A trophy or trophy of arms in art and architecture is a real or depicted artistically assembled display of weaponry and other militaria, often captured from a defeated enemy, as an ornament designed for the purpose of triumphalist display by a victor or as a show of military prowess by a monarch.[1] Similar decorative vertical arrangements of hunting accessories, musical instruments or other objects are also commonly referred to as trophies.

The term comes from the ancient Greek tropaion and Roman equivalent tropaeum, military victories which were commemorated with a display of actual captured arms, armour and standards.
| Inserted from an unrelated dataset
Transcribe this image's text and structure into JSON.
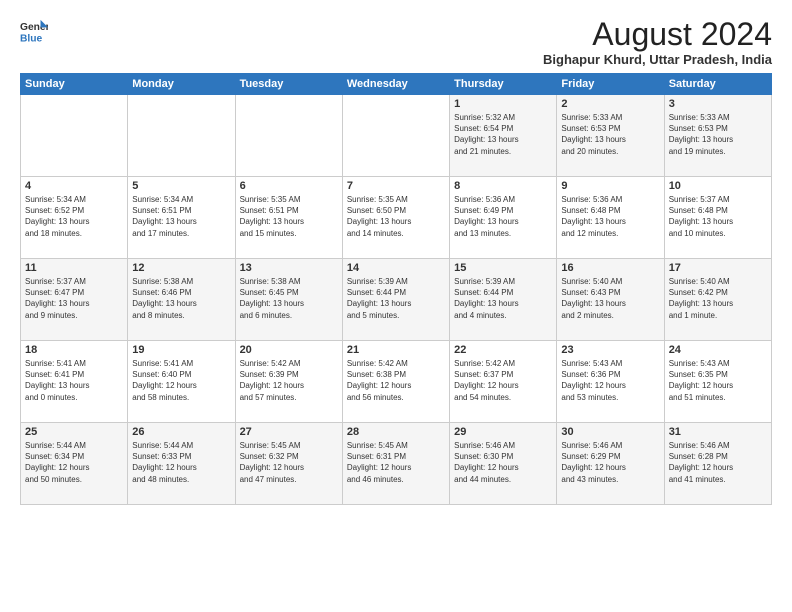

The use of trophies as an ornament in decoration became popular in the Italian Renaissance, and as an architectural element in relief or free-standing sculpture during the Baroque era, where they are often used as a kind of finial to decorate rooflines, gate columns and other elements of buildings with military associations, which included most royal palaces.

The Triumphs of Caesar by Andrea Mantegna (1482–94, now Royal Collection) are a series of paintings of the Roman triumph of Julius Caesar that soon became enormously influential in print form. They showed trophies carried on carts and on poles, and probably gave a big impetus to the trend for ornament prints of trophies, which were then copied into a range of media.


The practice was used in the classical age by the Greeks and Romans. Homer's Iliad relates the practice of warriors in the Trojan War removing the armour and weapons of a killed opponent in order to make an offering to the gods. This was contrasted to mere booty. Trophies of arms were commonly depicted on Greek and Roman coins.

In England a tradition of making trophies of arms and armour, designed to display British military prowess, was established in the armoury of the Tower of London from the late 17th century.[2] In about 1700, John Harris created an impressive display in the Grand Storehouse which included a serpent and a seven-headed Hydra, together with a variety of weapons including muskets, pistols and swords. The antiquarian William Maitland described it as a sight "no one ever beheld without astonishment...not to be matched perhaps in the world".[2]

Constituent elements

Elements commonly depicted within antique trophies of arms include:


See also


  1. ^ Osborne, Harold, The Oxford Companion to Art, Oxford, Clarendon Press, 1990, p. 1161-2
  2. ^ a b "Dragon | Royal Armouries". Archived from the original on 2015-08-01. Retrieved 2014-09-30.